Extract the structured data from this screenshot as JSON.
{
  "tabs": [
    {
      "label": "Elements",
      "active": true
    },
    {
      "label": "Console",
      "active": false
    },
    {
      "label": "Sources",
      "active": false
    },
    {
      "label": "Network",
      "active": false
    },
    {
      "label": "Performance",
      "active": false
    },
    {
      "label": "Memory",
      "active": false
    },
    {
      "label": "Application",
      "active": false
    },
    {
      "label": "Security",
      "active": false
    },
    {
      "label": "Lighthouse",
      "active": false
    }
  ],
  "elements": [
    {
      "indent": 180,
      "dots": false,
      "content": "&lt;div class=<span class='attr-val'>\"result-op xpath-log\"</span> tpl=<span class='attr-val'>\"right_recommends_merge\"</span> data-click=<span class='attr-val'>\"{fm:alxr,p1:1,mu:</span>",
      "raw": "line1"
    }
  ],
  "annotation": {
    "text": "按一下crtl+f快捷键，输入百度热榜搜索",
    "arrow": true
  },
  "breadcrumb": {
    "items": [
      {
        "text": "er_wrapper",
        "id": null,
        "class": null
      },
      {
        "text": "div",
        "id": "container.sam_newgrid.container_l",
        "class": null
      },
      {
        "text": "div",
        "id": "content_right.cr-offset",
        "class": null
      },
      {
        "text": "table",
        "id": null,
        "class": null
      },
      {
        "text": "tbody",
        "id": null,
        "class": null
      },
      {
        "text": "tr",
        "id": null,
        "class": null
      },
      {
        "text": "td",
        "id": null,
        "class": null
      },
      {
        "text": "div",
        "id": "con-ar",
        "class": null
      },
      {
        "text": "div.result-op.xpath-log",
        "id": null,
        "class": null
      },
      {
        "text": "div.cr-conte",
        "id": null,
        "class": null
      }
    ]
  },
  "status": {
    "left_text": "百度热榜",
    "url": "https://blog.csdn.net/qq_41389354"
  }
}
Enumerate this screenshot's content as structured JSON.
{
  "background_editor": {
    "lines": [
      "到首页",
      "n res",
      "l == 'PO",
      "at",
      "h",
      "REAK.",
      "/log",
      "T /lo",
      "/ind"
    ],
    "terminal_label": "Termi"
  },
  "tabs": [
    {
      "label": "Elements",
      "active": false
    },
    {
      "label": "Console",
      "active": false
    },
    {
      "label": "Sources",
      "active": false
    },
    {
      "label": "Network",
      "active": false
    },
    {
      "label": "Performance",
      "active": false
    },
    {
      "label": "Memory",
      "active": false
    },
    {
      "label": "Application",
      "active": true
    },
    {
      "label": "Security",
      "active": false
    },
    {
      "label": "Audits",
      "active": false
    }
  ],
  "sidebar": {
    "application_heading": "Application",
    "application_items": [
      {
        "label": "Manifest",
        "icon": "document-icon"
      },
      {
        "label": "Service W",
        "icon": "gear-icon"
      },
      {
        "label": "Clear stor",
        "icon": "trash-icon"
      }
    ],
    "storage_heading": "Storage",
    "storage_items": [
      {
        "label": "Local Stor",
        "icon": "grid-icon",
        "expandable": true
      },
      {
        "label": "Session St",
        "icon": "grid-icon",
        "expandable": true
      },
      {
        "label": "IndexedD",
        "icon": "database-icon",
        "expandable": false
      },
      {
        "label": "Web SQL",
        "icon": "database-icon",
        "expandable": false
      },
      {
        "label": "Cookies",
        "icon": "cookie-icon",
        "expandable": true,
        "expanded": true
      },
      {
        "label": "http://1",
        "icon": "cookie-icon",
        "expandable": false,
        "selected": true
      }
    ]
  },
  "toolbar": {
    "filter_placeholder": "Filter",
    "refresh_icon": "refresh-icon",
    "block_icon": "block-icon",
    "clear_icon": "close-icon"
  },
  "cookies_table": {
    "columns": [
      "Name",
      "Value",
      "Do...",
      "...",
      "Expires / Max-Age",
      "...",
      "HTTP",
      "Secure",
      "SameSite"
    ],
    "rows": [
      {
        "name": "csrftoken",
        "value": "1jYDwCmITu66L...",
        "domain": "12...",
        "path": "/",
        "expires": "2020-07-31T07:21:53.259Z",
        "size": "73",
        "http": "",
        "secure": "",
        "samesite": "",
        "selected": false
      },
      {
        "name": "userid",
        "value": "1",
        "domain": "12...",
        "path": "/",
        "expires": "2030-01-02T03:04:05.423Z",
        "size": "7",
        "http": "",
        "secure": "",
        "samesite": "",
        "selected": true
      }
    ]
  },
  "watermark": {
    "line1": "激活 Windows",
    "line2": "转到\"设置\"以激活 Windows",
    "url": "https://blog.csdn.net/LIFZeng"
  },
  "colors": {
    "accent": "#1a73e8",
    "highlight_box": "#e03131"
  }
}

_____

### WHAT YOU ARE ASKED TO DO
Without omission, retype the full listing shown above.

### TASK ANSWER
Extract the structured data from this screenshot as JSON.
{
  "tabs": [
    {
      "label": "Elements",
      "active": true
    },
    {
      "label": "Console",
      "active": false
    },
    {
      "label": "Sources",
      "active": false
    },
    {
      "label": "Network",
      "active": false
    },
    {
      "label": "Performance",
      "active": false
    },
    {
      "label": "Memory",
      "active": false
    },
    {
      "label": "Application",
      "active": false
    },
    {
      "label": "Security",
      "active": false
    },
    {
      "label": "Lighthouse",
      "active": false
    }
  ],
  "elements": [
    {
      "indent": 180,
      "dots": false,
      "content": "&lt;div class=<span class='attr-val'>\"result-op xpath-log\"</span> tpl=<span class='attr-val'>\"right_recommends_merge\"</span> data-click=<span class='attr-val'>\"{fm:alxr,p1:1,mu:</span>",
      "raw": "line1"
    }
  ],
  "annotation": {
    "text": "按一下crtl+f快捷键，输入百度热榜搜索",
    "arrow": true
  },
  "breadcrumb": {
    "items": [
      {
        "text": "er_wrapper",
        "id": null,
        "class": null
      },
      {
        "text": "div",
        "id": "container.sam_newgrid.container_l",
        "class": null
      },
      {
        "text": "div",
        "id": "content_right.cr-offset",
        "class": null
      },
      {
        "text": "table",
        "id": null,
        "class": null
      },
      {
        "text": "tbody",
        "id": null,
        "class": null
      },
      {
        "text": "tr",
        "id": null,
        "class": null
      },
      {
        "text": "td",
        "id": null,
        "class": null
      },
      {
        "text": "div",
        "id": "con-ar",
        "class": null
      },
      {
        "text": "div.result-op.xpath-log",
        "id": null,
        "class": null
      },
      {
        "text": "div.cr-conte",
        "id": null,
        "class": null
      }
    ]
  },
  "status": {
    "left_text": "百度热榜",
    "url": "https://blog.csdn.net/qq_41389354"
  }
}
Enumerate this screenshot's content as structured JSON.
{
  "background_editor": {
    "lines": [
      "到首页",
      "n res",
      "l == 'PO",
      "at",
      "h",
      "REAK.",
      "/log",
      "T /lo",
      "/ind"
    ],
    "terminal_label": "Termi"
  },
  "tabs": [
    {
      "label": "Elements",
      "active": false
    },
    {
      "label": "Console",
      "active": false
    },
    {
      "label": "Sources",
      "active": false
    },
    {
      "label": "Network",
      "active": false
    },
    {
      "label": "Performance",
      "active": false
    },
    {
      "label": "Memory",
      "active": false
    },
    {
      "label": "Application",
      "active": true
    },
    {
      "label": "Security",
      "active": false
    },
    {
      "label": "Audits",
      "active": false
    }
  ],
  "sidebar": {
    "application_heading": "Application",
    "application_items": [
      {
        "label": "Manifest",
        "icon": "document-icon"
      },
      {
        "label": "Service W",
        "icon": "gear-icon"
      },
      {
        "label": "Clear stor",
        "icon": "trash-icon"
      }
    ],
    "storage_heading": "Storage",
    "storage_items": [
      {
        "label": "Local Stor",
        "icon": "grid-icon",
        "expandable": true
      },
      {
        "label": "Session St",
        "icon": "grid-icon",
        "expandable": true
      },
      {
        "label": "IndexedD",
        "icon": "database-icon",
        "expandable": false
      },
      {
        "label": "Web SQL",
        "icon": "database-icon",
        "expandable": false
      },
      {
        "label": "Cookies",
        "icon": "cookie-icon",
        "expandable": true,
        "expanded": true
      },
      {
        "label": "http://1",
        "icon": "cookie-icon",
        "expandable": false,
        "selected": true
      }
    ]
  },
  "toolbar": {
    "filter_placeholder": "Filter",
    "refresh_icon": "refresh-icon",
    "block_icon": "block-icon",
    "clear_icon": "close-icon"
  },
  "cookies_table": {
    "columns": [
      "Name",
      "Value",
      "Do...",
      "...",
      "Expires / Max-Age",
      "...",
      "HTTP",
      "Secure",
      "SameSite"
    ],
    "rows": [
      {
        "name": "csrftoken",
        "value": "1jYDwCmITu66L...",
        "domain": "12...",
        "path": "/",
        "expires": "2020-07-31T07:21:53.259Z",
        "size": "73",
        "http": "",
        "secure": "",
        "samesite": "",
        "selected": false
      },
      {
        "name": "userid",
        "value": "1",
        "domain": "12...",
        "path": "/",
        "expires": "2030-01-02T03:04:05.423Z",
        "size": "7",
        "http": "",
        "secure": "",
        "samesite": "",
        "selected": true
      }
    ]
  },
  "watermark": {
    "line1": "激活 Windows",
    "line2": "转到\"设置\"以激活 Windows",
    "url": "https://blog.csdn.net/LIFZeng"
  },
  "colors": {
    "accent": "#1a73e8",
    "highlight_box": "#e03131"
  }
}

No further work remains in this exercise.